------ Record extracts

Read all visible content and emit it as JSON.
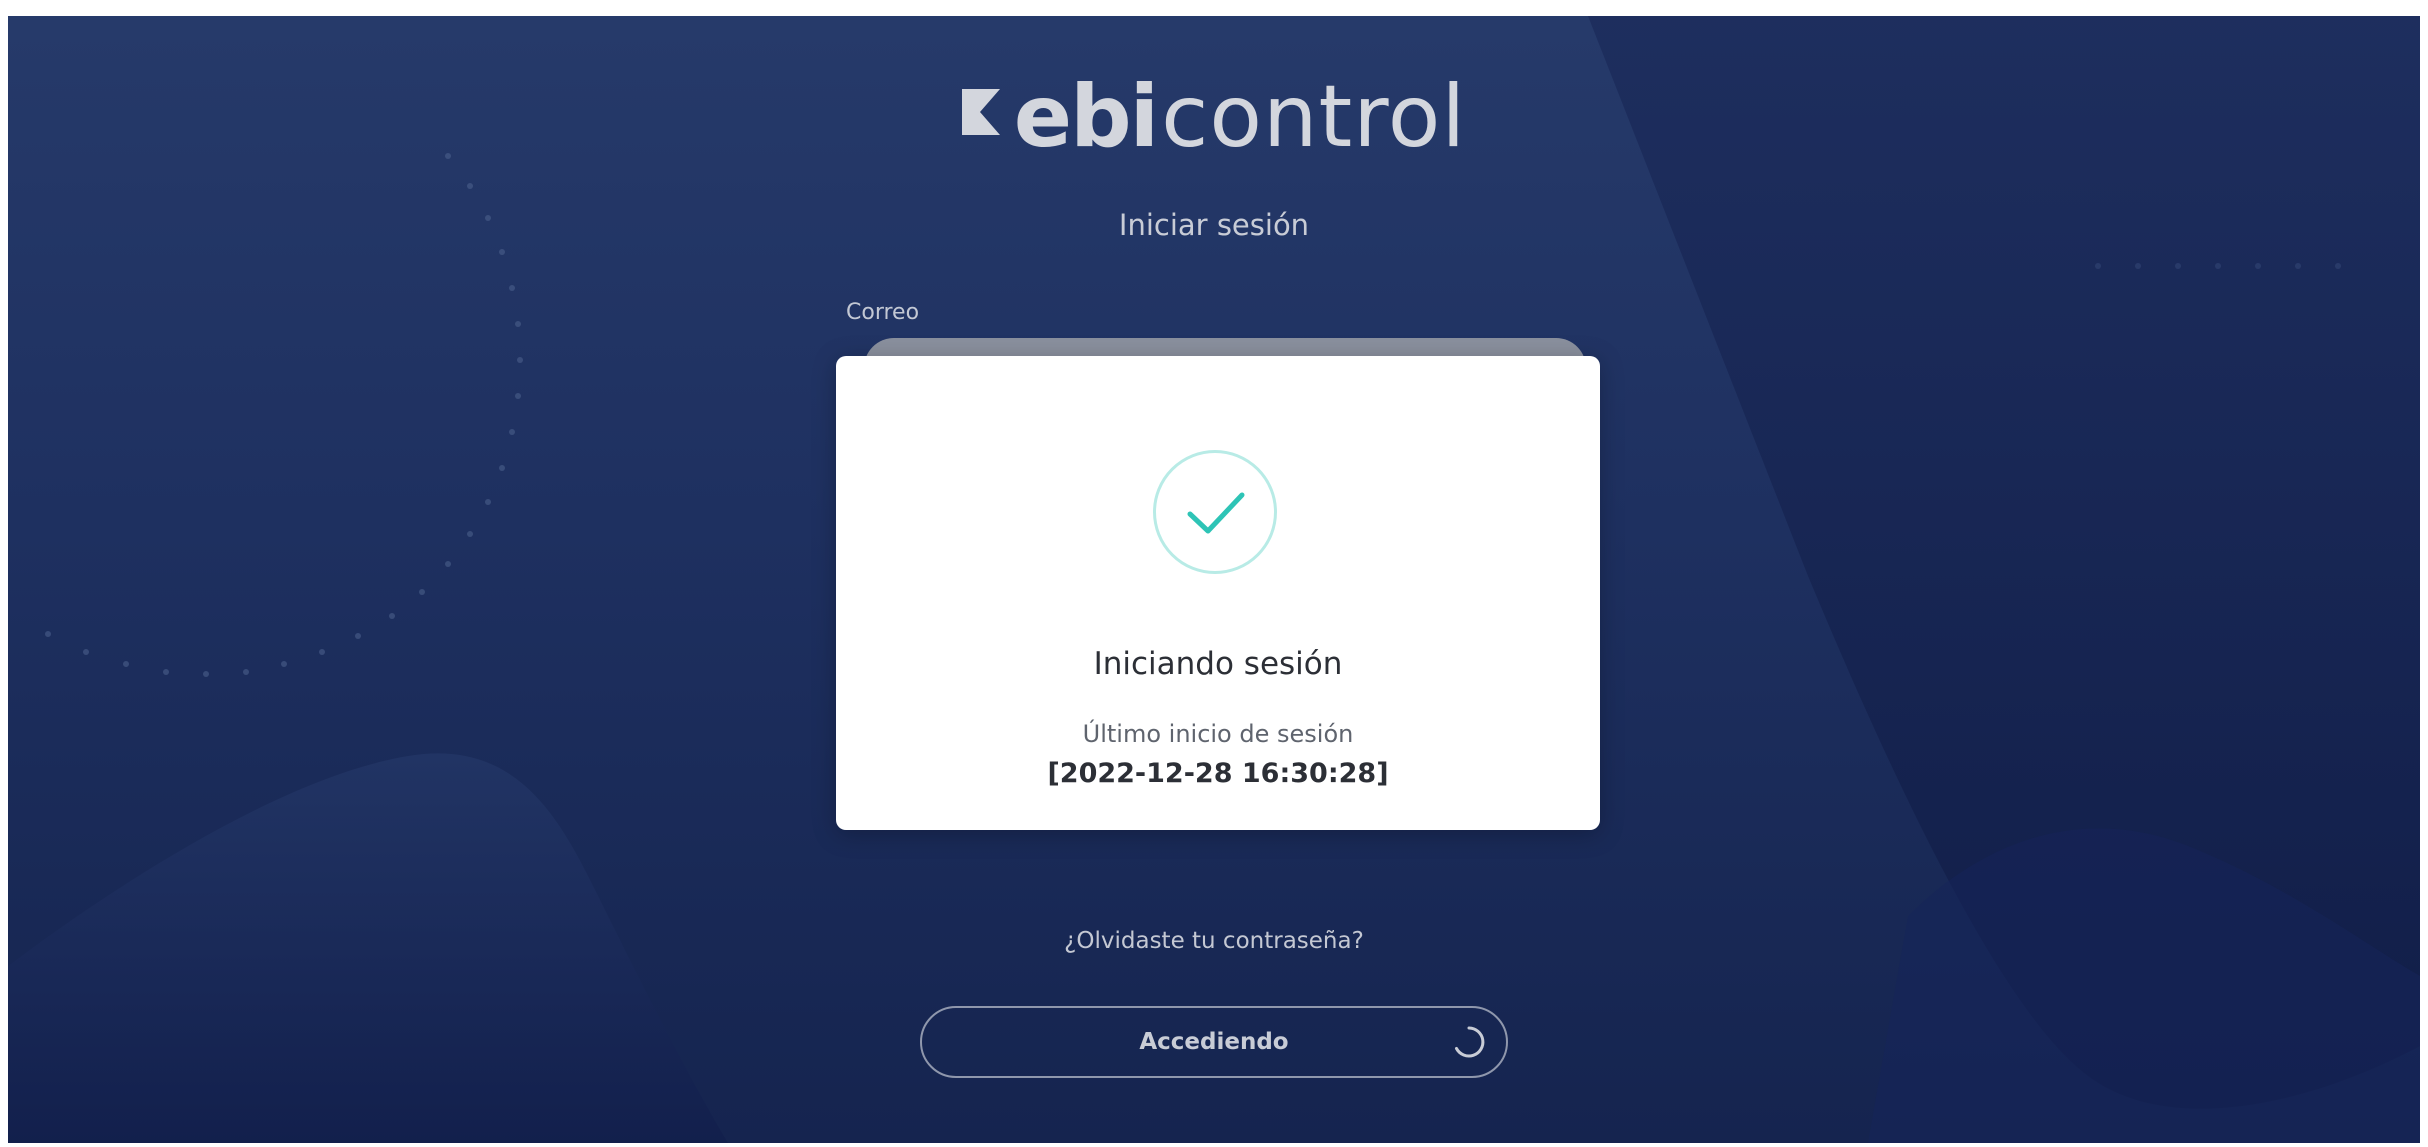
{
  "app": {
    "logo_bold": "ebi",
    "logo_light": "control",
    "page_title": "Iniciar sesión"
  },
  "form": {
    "email_label": "Correo",
    "forgot_password": "¿Olvidaste tu contraseña?",
    "submit_label": "Accediendo"
  },
  "modal": {
    "title": "Iniciando sesión",
    "subtitle": "Último inicio de sesión",
    "timestamp": "[2022-12-28 16:30:28]",
    "icon": "checkmark-icon",
    "accent_color": "#2ec4b6"
  },
  "colors": {
    "background": "#1e3060",
    "text_light": "#c8ccd6",
    "modal_bg": "#ffffff"
  }
}
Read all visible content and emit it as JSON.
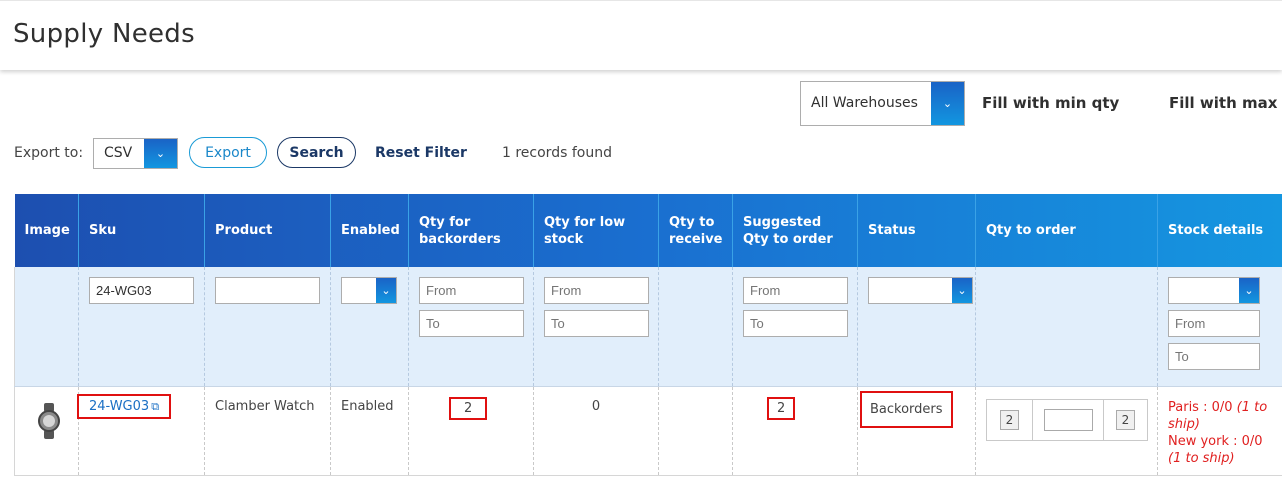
{
  "page": {
    "title": "Supply Needs"
  },
  "toolbar": {
    "warehouse_value": "All Warehouses",
    "fill_min_label": "Fill with min qty",
    "fill_max_label": "Fill with max",
    "export_label": "Export to:",
    "export_format": "CSV",
    "export_button": "Export",
    "search_button": "Search",
    "reset_filter": "Reset Filter",
    "records_found": "1 records found"
  },
  "columns": [
    "Image",
    "Sku",
    "Product",
    "Enabled",
    "Qty for backorders",
    "Qty for low stock",
    "Qty to receive",
    "Suggested Qty to order",
    "Status",
    "Qty to order",
    "Stock details"
  ],
  "filters": {
    "sku_value": "24-WG03",
    "from_placeholder": "From",
    "to_placeholder": "To"
  },
  "row": {
    "sku": "24-WG03",
    "product": "Clamber Watch",
    "enabled": "Enabled",
    "qty_backorders": "2",
    "qty_low_stock": "0",
    "suggested_qty": "2",
    "status": "Backorders",
    "qty_to_order_left": "2",
    "qty_to_order_right": "2",
    "stock_paris": "Paris : 0/0",
    "stock_paris_note": "(1 to ship)",
    "stock_ny": "New york : 0/0",
    "stock_ny_note": "(1 to ship)"
  },
  "colors": {
    "header_start": "#1d4fb0",
    "header_end": "#1596e0",
    "highlight": "#e01010",
    "stock_red": "#e02020"
  }
}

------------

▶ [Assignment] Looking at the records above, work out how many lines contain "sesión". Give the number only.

▶ [Worked solution] 3